Lastly, with NDC, airlines can also provide a wider variety of approved offers through GDSs. In turn, GDSs will no longer need to compile offers in their own systems for agencies. By selling airline approved rates, agencies can expect to see a reduction in debit memos (notice sent by airlines for additional compensation and disputing a fare compiled in the GDS system).
What capabilities should travel agencies be developing to take advantage of NDC?
Travel agencies have to update their workflows and technologies to adapt to this new way of airline retailing. “This is our area of expertise, and in spite of NDC’s infancy, we are already developing these capabilities for our agency clients,” said Owen Hughes. “For example, in order to benefit from access to real-time deal updates, travel agencies must be able to capture that rate — and show it to their customers in real time as well.”
“Some airlines, predominantly in Europe, are introducing new commercial models, like offering incentives to agencies that directly connect with them, to encourage NDC adoption,” said Owen Hughes. “With product and technology innovation, commercial models will also evolve. We expect to see a certain amount of trial and error, but as the technology is refined in 2019, these models should start to steady out. Agencies’ workflow and technology evolutions must consider these as well.”
In preparation for the future of airline retailing, “agencies should account for the fact that passenger name records (PNRs) and tickets (or orders) will now reside in the airline system, with a copy in the GDS system,” noted Owen Hughes. “This means that tickets will be issued by airlines directly, and not out of GDS systems. This serves as a first step towards implementing IATA’s One Order, where PNRs and Orders will be collapsed into one master record.”

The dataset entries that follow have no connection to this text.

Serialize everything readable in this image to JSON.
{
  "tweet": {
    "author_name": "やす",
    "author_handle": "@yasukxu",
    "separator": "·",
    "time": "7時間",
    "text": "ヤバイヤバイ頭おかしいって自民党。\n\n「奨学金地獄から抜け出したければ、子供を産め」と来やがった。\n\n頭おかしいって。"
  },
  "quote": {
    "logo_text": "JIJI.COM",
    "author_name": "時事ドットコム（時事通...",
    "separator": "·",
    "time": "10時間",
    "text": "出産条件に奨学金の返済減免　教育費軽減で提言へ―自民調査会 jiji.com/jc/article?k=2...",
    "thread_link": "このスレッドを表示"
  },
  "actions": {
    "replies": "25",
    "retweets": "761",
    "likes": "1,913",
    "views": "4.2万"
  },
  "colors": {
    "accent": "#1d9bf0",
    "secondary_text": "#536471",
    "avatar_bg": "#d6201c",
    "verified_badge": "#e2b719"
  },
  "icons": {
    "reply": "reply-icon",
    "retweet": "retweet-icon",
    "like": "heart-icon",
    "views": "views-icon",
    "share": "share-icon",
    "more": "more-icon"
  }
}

One approach that Travelport is taking to ease the adoption of NDC is preserving a certain degree of familiarity for agencies by releasing new capabilities incrementally into existing booking platforms. “For example, NDC content is available through the Travelport Smartpoint platform, which is the current booking tool for offline travel agencies. NDC content for Trip Services, the booking platform for online travel agencies, is set to release later this year,” Owen Hughes said.
Agencies must also decide how they want to work with airlines in the future. What sort of deals are most relevant to their customers, and how can they ensure that the right deals are being surfaced for their travelers? For travel management companies, the question is even more complex. “How will personalization take travel policies into account, and how will workflows evolve as NDC content flows through online corporate booking tools?” he asked.
While being able to provide the aforementioned capabilities helps agencies differentiate themselves in the marketplace, it also means that they will have to take a more active role in discussions with airlines and GDSs to develop capabilities around policy control for business travel bookings to ensure relevance at all times.
Dave Bartels, vice president of pricing and revenue management at United Airlines, said “United is excited to be working with Travelport on our NDC initiative to provide tailored content to our customers through the Travelport subscriber network.”
For its part, Travelport enables this with rich content and branding features for the airlines. This allows agencies to not only offer great personalization to their customers, but also provide transparency and clarity as airlines continue to diversify and increase the number of offers available with NDC.
“While price is important, customers are increasingly looking at the value of the overall offer instead of the cheapest rate,” confirmed Owen Hughes. “Now, because agencies have a more flexible way of selling airline inventory than before, they will be able to have more comprehensive discussions with airlines — not just about price but the whole product bundle and what customers really want.”